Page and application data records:
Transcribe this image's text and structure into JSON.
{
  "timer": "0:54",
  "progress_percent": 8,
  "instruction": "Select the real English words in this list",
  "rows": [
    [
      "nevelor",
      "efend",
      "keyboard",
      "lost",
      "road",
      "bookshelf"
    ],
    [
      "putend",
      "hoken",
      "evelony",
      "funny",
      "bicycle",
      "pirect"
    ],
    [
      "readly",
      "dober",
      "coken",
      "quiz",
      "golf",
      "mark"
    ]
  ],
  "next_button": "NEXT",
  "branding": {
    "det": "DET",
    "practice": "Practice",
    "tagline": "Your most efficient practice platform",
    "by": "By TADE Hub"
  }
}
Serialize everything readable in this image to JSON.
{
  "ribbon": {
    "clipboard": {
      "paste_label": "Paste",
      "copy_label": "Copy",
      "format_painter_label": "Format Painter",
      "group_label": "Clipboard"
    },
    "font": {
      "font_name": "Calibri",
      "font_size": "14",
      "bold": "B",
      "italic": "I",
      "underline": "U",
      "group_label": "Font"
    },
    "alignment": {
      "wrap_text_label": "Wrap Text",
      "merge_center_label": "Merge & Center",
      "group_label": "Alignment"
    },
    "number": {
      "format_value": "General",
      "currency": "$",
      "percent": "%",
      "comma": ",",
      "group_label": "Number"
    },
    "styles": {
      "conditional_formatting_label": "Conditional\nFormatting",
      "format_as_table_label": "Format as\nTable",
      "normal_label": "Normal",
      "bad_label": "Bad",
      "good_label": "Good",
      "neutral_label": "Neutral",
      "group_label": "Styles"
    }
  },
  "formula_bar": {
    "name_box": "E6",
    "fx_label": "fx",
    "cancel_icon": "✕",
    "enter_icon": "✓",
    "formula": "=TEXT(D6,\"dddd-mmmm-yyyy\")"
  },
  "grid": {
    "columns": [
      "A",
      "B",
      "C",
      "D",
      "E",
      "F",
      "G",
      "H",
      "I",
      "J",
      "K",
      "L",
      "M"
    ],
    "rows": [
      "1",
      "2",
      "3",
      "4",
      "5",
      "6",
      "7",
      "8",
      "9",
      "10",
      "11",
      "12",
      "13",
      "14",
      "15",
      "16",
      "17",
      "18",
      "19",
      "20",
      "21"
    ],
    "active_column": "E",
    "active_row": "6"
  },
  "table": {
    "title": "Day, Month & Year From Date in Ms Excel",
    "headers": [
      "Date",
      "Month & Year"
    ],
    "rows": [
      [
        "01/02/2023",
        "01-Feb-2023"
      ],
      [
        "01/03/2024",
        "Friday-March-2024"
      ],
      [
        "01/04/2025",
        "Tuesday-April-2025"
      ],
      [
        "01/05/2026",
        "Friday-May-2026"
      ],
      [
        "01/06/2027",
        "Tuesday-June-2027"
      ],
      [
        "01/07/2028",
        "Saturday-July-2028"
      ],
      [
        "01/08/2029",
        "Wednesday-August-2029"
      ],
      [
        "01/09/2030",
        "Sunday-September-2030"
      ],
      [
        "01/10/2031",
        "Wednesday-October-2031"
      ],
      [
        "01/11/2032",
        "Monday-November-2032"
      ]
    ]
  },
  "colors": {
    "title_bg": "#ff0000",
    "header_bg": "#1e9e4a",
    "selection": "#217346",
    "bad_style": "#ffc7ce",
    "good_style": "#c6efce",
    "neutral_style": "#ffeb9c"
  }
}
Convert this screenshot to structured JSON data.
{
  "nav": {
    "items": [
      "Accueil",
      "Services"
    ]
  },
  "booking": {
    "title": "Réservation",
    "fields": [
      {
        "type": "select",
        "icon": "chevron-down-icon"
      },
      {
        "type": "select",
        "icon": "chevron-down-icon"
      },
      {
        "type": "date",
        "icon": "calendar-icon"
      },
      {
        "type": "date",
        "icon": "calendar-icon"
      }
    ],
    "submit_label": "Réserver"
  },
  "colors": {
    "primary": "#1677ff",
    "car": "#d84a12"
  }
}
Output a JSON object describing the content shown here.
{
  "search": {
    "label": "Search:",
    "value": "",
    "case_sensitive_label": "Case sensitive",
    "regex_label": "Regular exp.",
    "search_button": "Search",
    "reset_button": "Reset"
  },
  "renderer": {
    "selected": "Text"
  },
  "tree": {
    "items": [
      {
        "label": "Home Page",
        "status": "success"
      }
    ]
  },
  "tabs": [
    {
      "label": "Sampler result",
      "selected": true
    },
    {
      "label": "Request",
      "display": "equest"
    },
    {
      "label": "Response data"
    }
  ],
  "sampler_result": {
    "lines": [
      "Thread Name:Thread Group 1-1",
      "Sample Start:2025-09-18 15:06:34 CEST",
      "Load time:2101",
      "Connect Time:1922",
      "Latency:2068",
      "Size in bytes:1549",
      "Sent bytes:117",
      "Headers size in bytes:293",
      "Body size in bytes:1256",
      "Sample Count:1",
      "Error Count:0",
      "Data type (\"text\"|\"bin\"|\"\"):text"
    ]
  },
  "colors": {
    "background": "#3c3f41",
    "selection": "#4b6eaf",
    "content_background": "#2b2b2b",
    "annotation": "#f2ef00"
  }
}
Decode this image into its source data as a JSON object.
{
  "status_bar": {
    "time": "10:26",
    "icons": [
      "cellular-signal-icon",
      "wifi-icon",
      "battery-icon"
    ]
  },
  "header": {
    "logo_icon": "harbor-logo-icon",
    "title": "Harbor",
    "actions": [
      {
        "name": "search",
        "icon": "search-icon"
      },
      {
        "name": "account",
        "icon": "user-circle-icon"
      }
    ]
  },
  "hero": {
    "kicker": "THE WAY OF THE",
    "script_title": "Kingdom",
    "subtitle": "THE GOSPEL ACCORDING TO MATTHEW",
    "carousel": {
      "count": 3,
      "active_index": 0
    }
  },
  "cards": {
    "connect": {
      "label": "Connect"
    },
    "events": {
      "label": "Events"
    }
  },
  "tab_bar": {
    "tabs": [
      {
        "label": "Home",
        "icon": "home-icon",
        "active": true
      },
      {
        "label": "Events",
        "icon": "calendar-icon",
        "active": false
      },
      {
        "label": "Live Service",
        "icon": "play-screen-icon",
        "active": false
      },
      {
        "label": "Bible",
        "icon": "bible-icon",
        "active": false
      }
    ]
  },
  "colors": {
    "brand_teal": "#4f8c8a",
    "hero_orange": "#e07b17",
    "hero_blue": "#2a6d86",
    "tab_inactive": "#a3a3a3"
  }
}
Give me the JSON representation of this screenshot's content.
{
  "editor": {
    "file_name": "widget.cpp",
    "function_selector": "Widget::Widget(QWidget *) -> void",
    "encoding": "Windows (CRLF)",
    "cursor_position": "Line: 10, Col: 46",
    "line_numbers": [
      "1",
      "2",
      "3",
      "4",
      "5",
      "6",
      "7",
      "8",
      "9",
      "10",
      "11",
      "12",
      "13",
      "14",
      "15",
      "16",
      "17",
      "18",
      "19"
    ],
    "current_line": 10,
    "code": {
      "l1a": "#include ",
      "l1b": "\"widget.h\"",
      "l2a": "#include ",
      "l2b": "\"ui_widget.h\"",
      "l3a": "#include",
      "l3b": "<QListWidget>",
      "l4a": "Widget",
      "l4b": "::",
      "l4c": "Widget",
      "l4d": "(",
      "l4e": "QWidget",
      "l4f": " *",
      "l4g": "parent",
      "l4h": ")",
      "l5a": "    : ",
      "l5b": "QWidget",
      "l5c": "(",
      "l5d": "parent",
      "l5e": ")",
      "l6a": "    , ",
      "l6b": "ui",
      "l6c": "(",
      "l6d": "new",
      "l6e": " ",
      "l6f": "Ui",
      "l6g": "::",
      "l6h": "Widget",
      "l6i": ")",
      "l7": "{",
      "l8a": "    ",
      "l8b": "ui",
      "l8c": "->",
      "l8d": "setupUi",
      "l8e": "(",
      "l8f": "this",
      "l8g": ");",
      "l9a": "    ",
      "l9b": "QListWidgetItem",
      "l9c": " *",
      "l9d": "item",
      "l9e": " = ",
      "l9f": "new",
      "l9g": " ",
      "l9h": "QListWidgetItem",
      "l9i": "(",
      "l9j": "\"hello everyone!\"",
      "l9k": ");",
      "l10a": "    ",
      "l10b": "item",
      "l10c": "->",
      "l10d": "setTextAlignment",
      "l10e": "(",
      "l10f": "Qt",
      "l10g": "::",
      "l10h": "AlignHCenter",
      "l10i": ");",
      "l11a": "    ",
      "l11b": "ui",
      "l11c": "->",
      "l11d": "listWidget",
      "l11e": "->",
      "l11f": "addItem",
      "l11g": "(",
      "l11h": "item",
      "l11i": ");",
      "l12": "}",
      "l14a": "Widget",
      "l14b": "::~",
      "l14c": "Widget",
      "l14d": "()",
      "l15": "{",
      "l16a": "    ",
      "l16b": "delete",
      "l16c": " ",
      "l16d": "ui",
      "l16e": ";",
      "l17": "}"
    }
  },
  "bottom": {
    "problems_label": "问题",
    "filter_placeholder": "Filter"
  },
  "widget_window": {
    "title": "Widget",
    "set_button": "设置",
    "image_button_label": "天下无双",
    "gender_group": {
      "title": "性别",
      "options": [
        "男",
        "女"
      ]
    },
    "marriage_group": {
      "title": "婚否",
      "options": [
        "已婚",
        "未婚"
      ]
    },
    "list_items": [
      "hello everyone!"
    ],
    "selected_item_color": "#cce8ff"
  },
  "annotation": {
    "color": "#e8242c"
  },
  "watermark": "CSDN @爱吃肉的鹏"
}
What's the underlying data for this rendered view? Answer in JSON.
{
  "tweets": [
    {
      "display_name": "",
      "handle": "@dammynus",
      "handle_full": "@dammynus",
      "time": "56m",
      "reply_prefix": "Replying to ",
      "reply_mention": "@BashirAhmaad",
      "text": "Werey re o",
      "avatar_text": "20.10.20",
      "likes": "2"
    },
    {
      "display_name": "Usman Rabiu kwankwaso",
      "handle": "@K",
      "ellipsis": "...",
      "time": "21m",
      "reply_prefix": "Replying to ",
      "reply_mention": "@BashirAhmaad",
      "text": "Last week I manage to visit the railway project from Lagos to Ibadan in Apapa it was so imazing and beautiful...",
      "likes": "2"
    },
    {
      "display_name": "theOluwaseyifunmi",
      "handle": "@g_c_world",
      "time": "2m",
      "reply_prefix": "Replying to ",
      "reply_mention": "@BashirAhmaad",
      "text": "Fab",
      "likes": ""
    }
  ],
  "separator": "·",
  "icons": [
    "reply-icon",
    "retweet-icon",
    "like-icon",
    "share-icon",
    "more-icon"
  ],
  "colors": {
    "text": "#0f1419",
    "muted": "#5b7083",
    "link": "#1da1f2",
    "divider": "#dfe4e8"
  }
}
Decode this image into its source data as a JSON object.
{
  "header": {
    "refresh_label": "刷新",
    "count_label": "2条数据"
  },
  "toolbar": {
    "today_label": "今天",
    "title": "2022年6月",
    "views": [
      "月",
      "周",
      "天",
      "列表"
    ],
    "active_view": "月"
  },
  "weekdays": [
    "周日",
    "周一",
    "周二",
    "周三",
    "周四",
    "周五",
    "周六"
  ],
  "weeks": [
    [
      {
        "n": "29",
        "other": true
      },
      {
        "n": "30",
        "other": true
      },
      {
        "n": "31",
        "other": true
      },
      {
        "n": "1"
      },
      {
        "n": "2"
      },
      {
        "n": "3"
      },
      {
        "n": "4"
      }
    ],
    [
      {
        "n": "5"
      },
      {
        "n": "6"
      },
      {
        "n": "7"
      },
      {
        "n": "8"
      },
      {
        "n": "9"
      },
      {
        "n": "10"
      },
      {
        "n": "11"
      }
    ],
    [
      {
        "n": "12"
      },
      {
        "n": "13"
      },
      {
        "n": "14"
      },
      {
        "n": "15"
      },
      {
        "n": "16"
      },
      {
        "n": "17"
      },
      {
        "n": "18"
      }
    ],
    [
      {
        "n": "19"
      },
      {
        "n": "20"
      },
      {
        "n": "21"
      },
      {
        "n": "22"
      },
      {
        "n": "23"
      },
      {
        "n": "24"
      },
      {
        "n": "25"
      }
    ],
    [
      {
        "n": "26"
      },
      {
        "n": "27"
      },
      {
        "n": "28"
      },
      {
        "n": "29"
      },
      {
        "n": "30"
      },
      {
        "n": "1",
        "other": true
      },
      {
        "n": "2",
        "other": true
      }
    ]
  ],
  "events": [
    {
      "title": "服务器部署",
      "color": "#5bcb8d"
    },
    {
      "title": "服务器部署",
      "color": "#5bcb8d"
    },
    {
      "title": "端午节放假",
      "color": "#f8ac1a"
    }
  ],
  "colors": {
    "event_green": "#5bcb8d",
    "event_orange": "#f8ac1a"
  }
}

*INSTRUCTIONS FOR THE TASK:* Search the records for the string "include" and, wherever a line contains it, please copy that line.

*SOLUTION FOR THIS PROBLEM:*
      "l1a": "#include ",
      "l2a": "#include ",
      "l3a": "#include",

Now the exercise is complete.